As many of you will know we’ve been embroiled in a debate with the Charities Commission over the last year or so as to the educational nature of our activities. Earlier this week the High Court released their ruling, dismissing our appeal.
Without going into huge detail, in short we are of the view that we exist for the advancement of education, in various forms and in various contexts. When you break our activiites and purposes down we think it’s very hard to draw any other conclusion.
After all, in its purest form professionalism is simply education and the application of that (ie. experience) plus ethics.
If we exist for the advancement of education then by definition we are “charitable”. In practice this means two things. People can donate to our programmes (such as KiwiSkills, a programme focused on increasing the country’s digital literacy levels), and we don’t pay income tax on activities (although we still pay GST, PAYE, FBT, ACC etc).
So what did the High Court decide?
The Charities Commission granted us charitable status when we first applied. They reviewed our application in detail then agreed with us that we clearly existed for the advancement of education.

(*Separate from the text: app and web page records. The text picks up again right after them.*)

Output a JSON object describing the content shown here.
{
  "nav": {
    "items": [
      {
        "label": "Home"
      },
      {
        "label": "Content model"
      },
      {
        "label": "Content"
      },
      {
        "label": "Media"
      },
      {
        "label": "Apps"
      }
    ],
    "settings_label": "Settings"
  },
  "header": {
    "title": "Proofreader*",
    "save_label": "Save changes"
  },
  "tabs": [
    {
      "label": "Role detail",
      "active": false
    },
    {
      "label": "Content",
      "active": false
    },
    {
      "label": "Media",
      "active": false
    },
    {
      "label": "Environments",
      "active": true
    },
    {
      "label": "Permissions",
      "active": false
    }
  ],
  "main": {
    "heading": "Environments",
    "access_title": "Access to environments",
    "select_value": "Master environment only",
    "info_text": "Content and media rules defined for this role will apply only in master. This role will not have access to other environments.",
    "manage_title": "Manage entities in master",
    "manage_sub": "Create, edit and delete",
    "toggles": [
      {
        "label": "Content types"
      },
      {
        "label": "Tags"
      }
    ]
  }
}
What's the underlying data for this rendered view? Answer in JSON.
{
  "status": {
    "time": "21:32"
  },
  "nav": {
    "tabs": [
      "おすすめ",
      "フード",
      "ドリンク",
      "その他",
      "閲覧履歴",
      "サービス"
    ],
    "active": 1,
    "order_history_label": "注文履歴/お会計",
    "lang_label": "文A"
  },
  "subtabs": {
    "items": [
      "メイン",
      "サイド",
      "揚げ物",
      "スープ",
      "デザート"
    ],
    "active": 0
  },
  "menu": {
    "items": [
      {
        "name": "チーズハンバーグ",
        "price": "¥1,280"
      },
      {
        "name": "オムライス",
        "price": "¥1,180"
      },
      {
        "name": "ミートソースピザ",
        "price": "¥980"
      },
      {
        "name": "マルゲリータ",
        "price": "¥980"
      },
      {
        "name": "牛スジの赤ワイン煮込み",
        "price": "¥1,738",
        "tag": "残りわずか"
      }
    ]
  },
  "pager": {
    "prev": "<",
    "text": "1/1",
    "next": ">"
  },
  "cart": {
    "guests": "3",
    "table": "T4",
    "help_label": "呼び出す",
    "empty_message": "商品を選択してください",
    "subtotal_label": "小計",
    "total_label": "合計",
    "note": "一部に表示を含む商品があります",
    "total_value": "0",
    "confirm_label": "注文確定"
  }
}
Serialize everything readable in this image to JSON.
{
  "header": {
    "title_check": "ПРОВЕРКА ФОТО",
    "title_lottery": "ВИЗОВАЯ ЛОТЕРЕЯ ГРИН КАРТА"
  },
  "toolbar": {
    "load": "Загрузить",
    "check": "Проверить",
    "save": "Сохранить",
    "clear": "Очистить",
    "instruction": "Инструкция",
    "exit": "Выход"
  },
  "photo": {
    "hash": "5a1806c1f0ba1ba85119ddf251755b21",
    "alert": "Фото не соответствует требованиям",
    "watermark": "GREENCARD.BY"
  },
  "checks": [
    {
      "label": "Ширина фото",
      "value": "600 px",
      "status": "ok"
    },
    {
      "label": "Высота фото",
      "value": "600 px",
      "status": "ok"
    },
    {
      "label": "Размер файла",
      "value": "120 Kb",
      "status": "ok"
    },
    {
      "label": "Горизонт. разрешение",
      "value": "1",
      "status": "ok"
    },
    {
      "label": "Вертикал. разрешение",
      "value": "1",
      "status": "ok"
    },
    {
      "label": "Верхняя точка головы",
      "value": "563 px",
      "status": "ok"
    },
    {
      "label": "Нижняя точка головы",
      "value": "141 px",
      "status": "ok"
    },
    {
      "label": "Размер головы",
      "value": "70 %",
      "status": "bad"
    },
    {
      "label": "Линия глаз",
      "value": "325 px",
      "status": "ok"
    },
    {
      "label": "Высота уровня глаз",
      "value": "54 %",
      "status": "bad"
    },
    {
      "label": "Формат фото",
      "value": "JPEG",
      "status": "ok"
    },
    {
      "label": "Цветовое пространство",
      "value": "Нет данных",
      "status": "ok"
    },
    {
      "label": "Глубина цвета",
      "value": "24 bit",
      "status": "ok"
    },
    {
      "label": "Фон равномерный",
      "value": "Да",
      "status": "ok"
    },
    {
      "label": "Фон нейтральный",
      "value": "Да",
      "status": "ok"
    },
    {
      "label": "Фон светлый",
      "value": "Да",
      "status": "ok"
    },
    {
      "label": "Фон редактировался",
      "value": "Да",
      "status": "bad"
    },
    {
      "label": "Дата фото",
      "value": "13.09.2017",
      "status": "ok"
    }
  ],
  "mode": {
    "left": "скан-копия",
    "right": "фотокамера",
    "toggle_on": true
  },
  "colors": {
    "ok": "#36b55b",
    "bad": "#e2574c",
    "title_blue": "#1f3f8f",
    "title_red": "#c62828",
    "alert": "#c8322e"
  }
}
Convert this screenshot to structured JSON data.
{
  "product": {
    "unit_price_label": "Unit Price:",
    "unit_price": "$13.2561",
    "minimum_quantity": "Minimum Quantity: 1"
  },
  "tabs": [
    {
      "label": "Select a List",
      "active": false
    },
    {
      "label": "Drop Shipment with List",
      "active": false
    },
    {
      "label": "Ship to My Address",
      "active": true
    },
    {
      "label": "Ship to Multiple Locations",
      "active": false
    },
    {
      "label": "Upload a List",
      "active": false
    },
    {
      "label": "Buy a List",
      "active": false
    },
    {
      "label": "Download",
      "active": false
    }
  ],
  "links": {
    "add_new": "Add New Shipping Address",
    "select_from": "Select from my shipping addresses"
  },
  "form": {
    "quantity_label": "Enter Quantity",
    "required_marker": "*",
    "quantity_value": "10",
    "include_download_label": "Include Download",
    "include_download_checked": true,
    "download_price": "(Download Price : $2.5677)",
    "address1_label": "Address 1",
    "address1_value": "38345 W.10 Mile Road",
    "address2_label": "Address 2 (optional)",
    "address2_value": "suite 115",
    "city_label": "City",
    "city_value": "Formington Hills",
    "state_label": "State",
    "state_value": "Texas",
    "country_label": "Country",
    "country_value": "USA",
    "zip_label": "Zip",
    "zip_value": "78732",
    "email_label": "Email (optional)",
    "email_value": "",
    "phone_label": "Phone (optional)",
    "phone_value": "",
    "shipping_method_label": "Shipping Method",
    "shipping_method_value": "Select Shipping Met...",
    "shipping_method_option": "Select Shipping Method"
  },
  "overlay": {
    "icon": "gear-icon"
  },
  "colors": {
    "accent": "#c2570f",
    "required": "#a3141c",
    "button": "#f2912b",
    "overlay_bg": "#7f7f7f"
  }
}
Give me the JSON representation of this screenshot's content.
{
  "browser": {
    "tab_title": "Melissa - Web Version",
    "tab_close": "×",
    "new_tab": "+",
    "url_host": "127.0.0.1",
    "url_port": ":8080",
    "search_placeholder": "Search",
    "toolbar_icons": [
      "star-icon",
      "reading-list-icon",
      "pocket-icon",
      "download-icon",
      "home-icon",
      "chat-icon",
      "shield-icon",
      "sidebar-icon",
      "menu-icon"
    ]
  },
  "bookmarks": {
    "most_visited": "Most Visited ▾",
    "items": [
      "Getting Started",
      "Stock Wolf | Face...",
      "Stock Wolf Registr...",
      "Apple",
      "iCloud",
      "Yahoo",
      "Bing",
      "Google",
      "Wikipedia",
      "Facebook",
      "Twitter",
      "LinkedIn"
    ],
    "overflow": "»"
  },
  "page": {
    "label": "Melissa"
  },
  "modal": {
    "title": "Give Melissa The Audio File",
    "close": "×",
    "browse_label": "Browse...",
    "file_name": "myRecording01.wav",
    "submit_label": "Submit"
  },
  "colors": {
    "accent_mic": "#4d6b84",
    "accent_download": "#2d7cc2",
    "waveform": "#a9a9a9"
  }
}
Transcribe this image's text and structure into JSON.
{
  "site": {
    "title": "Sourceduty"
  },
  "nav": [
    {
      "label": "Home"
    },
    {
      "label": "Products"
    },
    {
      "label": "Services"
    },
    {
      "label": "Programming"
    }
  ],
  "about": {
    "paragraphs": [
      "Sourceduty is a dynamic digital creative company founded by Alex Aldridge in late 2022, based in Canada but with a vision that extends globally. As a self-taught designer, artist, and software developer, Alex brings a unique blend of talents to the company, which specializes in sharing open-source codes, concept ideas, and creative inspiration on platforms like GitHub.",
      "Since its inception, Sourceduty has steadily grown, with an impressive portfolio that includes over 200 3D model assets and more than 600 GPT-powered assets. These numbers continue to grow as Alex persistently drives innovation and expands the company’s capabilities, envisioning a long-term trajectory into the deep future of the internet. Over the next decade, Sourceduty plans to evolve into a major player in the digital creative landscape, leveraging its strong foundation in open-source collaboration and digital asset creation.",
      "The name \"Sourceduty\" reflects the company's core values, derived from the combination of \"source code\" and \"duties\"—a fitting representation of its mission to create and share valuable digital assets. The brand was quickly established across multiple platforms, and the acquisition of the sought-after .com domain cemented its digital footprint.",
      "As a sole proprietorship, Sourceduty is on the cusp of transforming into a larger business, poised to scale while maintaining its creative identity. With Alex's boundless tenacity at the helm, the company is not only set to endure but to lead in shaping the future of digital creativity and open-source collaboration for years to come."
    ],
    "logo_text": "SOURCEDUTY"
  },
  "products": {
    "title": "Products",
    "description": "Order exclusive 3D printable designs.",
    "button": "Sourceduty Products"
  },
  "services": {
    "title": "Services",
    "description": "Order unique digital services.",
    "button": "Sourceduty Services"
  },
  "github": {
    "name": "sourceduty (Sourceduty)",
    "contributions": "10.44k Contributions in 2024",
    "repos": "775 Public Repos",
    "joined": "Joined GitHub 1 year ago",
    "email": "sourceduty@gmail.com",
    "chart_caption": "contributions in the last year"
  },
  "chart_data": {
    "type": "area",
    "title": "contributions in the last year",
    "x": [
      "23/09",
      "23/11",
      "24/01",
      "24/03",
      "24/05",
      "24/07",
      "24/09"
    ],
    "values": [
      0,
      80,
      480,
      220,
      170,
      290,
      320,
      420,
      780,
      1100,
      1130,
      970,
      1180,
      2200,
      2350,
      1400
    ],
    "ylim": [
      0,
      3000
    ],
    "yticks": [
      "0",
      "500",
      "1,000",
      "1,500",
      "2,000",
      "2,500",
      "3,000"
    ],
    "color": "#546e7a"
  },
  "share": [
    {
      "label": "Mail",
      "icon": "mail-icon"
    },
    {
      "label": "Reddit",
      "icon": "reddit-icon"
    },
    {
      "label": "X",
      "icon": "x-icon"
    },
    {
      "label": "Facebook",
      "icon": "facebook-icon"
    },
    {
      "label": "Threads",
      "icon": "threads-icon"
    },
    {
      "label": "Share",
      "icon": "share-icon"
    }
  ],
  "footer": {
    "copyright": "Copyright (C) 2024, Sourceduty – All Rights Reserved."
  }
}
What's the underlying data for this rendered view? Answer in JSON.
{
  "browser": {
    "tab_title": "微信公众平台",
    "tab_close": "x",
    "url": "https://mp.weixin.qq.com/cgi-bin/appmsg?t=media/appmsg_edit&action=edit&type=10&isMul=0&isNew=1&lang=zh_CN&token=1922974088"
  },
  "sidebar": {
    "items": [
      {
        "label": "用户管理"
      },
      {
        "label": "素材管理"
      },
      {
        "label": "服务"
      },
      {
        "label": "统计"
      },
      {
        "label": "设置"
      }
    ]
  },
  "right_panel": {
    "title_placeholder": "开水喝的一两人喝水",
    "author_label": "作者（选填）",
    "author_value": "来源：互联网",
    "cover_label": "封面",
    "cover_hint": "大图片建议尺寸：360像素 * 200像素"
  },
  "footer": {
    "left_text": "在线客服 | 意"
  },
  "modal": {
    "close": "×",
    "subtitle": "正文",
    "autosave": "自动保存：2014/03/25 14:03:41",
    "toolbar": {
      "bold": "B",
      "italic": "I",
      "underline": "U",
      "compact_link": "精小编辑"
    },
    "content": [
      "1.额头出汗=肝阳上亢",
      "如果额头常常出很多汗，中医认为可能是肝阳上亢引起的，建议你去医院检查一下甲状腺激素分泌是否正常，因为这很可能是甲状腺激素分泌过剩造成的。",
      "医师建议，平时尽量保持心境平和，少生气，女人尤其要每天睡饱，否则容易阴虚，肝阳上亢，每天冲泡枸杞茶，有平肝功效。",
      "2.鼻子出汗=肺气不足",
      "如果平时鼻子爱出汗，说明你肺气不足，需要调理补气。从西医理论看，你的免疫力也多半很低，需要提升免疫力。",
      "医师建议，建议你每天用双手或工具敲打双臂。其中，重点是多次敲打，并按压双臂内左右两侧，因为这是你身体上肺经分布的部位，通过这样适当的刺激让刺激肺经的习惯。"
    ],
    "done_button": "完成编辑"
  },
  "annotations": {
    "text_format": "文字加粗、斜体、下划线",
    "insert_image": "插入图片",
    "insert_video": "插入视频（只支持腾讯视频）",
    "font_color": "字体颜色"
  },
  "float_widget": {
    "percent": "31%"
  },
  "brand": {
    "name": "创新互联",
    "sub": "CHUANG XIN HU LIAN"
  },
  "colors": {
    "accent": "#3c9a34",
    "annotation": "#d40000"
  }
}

Some time after this decision the Commission began re-looking at charities they thought were in “grey areas” with a view to establishing precedents and after their investigation they concluded that we weren’t charitable after all. While we see our purpose as advancing education and our mandate wider than just our membership, they disagreed.
We appealed this decision to the High Court, and had our day in court. I must say, regardless of outcome our lawyers represented our position well and we got our day in court.
The High Court ruled on the appeal earlier this week, refusing to overturn the Commission’s decision.
What are the implications of this?
We’re still looking at this in detail, however the interpretation appears to suggest that if the result of having particular knowledge or skills imparted is that professionals or “the industry and profession” become more educated or skilled, this is not regarded as Educational under the Charities Act.
One of the primary reasons we appealed the Charities Commission ruling is because we were deeply, deeply concerned about this precedent, which is likely to have a significant impact on other education-focused organisations.
So NZCS conclude:
Frankly, we think this definition is daft and a law change is most likely necessary to clarify this. While we’re most likely not going to appeal the decision, we will be writing to the Minister responsible for this area expressing our very serious concerns.
Another organisation caught up in being deemed non-charitable is the National Council of Women. That one is less controversial as they are fairly overtly political – they submit on almost every single bill that goes through Parliament.Tags: charity, NZCS